Further to that point of order, Mr Speaker. Having been involved with organising significant organisational change in other organisations—in the military, and in the NHS as a non-executive director of a trust—I know that it is often rife with unintended consequences. The decision to split the Clerk’s role into two is a significant change. Can you assure the House that the decision will not be taken lightly, and that it will be looked at rigorously and robustly, recognising the significant piece of organisational change that it is?
Yes, I think I can offer the hon. Gentleman the assurance he seeks. It would be a significant change, and would have to be decided upon by this House. I have sufficient respect for the self-respect and rigorous approach to their duties of colleagues to realise that, of course, they will want to go about their scrutiny seriously before taking any such step.
Further to that point of order, Mr Speaker. It is usually unwise for a politician to admit total ignorance, but I have done it before and I intend to do it again. I have to confess that, until this dispute about the Clerk arose, I had not the faintest idea, despite being a Member of this House since 1997, that the Clerk of the House, an expert in procedure, was, by default, also the chief executive of the House. Now that you have sufficiently educated ignorant hon. Members such as me about that important distinction, and perhaps about the need to look at the matter rather more rationally than in the past, may I suggest that, as so many other people and bodies are so anxious to seize from you the poison chalice of this decision, you should give it to them with maximum rapidity?
The hon. Gentleman has been wisely advising me on all sorts of matters since I first came to know him in October 1983. I have very rarely regretted taking his advice, and very much doubt that I would do so on this occasion either.
Further to that point of order, Mr Speaker. I am grateful for your statement earlier in which you made it clear that you believe that the role of the Clerk should be split and the role of the chief executive should be created. Has any estimate been made of the cost of that additional role, and when might that be made clear?

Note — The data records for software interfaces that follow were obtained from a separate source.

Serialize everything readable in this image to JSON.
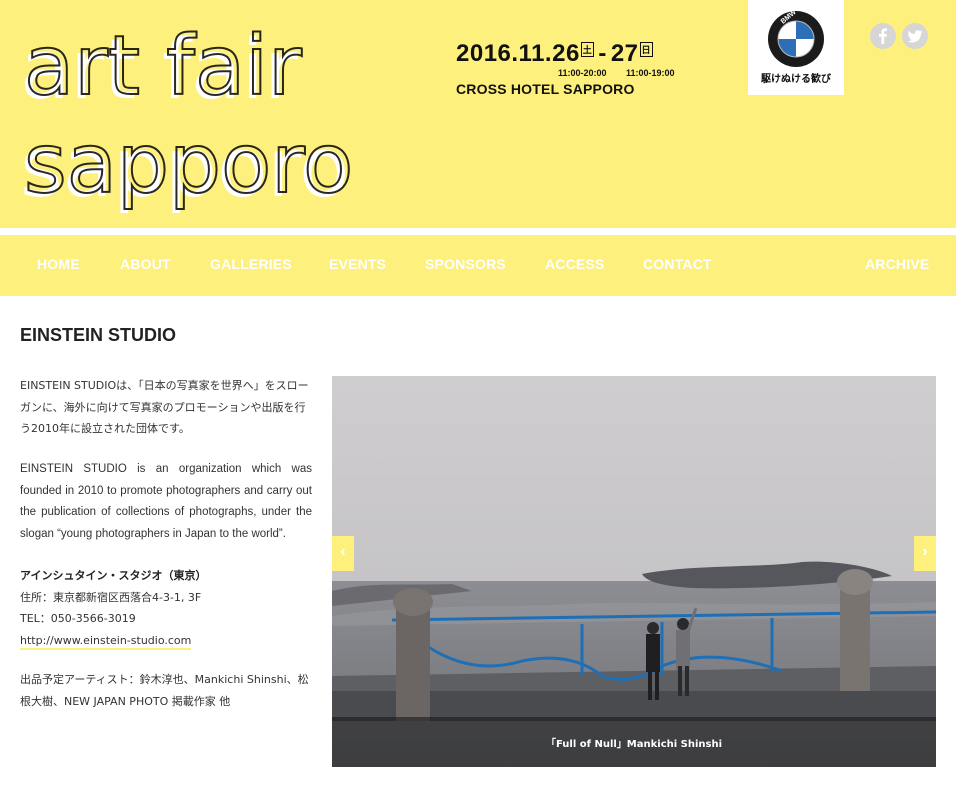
{
  "header": {
    "logo_line1": "art fair",
    "logo_line2": "sapporo",
    "date_start": "2016.11.26",
    "dow_start": "土",
    "date_sep": "-",
    "date_end": "27",
    "dow_end": "日",
    "hours_day1": "11:00-20:00",
    "hours_day2": "11:00-19:00",
    "venue": "CROSS HOTEL SAPPORO"
  },
  "sponsor": {
    "brand": "BMW",
    "tagline": "駆けぬける歓び"
  },
  "social": {
    "facebook_icon": "facebook-icon",
    "twitter_icon": "twitter-icon"
  },
  "nav": {
    "items": [
      {
        "label": "HOME"
      },
      {
        "label": "ABOUT"
      },
      {
        "label": "GALLERIES"
      },
      {
        "label": "EVENTS"
      },
      {
        "label": "SPONSORS"
      },
      {
        "label": "ACCESS"
      },
      {
        "label": "CONTACT"
      },
      {
        "label": "ARCHIVE"
      }
    ]
  },
  "main": {
    "title": "EINSTEIN STUDIO",
    "description_jp": "EINSTEIN STUDIOは、「日本の写真家を世界へ」をスローガンに、海外に向けて写真家のプロモーションや出版を行う2010年に設立された団体です。",
    "description_en": "EINSTEIN STUDIO is an organization which was founded in 2010 to promote photographers and carry out the publication of collections of photographs, under the slogan “young photographers in Japan to the world”.",
    "contact": {
      "name": "アインシュタイン・スタジオ（東京）",
      "address": "住所：東京都新宿区西落合4-3-1, 3F",
      "tel": "TEL：050-3566-3019",
      "url": "http://www.einstein-studio.com"
    },
    "artists": "出品予定アーティスト：鈴木淳也、Mankichi Shinshi、松根大樹、NEW JAPAN PHOTO 掲載作家 他"
  },
  "slider": {
    "caption": "「Full of Null」Mankichi Shinshi",
    "prev_glyph": "‹",
    "next_glyph": "›"
  },
  "colors": {
    "brand_yellow": "#fdf07d",
    "nav_text": "#ffffff",
    "social_gray": "#d6d6d6"
  }
}
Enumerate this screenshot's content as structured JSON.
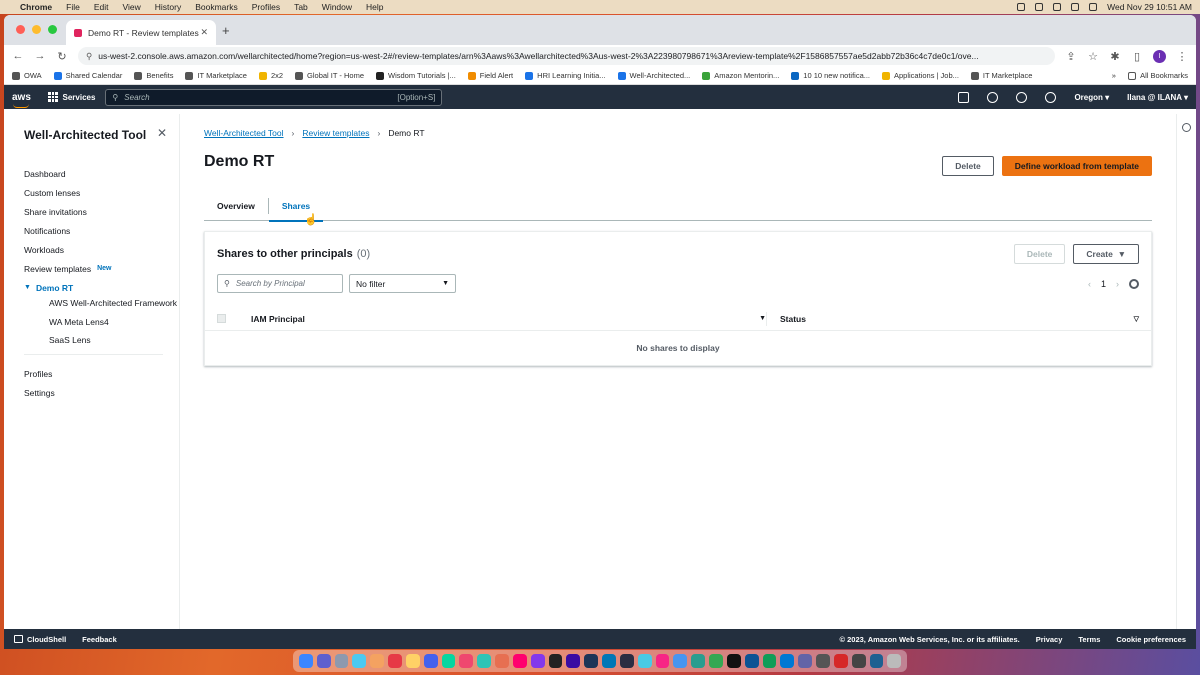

I am grateful to the hon. Gentleman. Two points: first, I said what I did not in any mission to browbeat the House, which it is not for the Speaker to do, but simply because I think that there is something to be said for having a view and being prepared, honestly and openly, to express it, and that is what I have done. Secondly, on the subject of costs, there has been to my knowledge no particular assessment of that. There is a consideration of cost; there is also a consideration, resulting from efficient management and strategic direction, of potential savings to the House. If those issues are to be explored, they need, again, to be explored rationally and in the round.
I am extremely grateful to colleagues for the points of order, for the terms in which they have been expressed, and for the opportunity for this issue to be aired.
I am very conscious that 35 hon. and right hon. Members seek to contribute to the three debates to take place under the auspices of the Backbench Business Committee, with which, I hope, we can shortly proceed.
Freedom of Information (Amendment) Bill
Presentation and First Reading (Standing Order No. 57)
Grahame M. Morris, supported by Greg Mulholland, John Cryer, Valerie Vaz, Paul Blomfield, Kevin Barron, Ian Mearns, Andrew George, Charlotte Leslie, Caroline Lucas, Rosie Cooper and Ian Lavery, presented a Bill to amend the Freedom of Information Act 2000 to apply its provisions to private healthcare companies and other bodies seeking health service contracts; and for connected purposes.
Bill read the First time; to be read a Second time on Friday 5 December, and to be printed (Bill 84).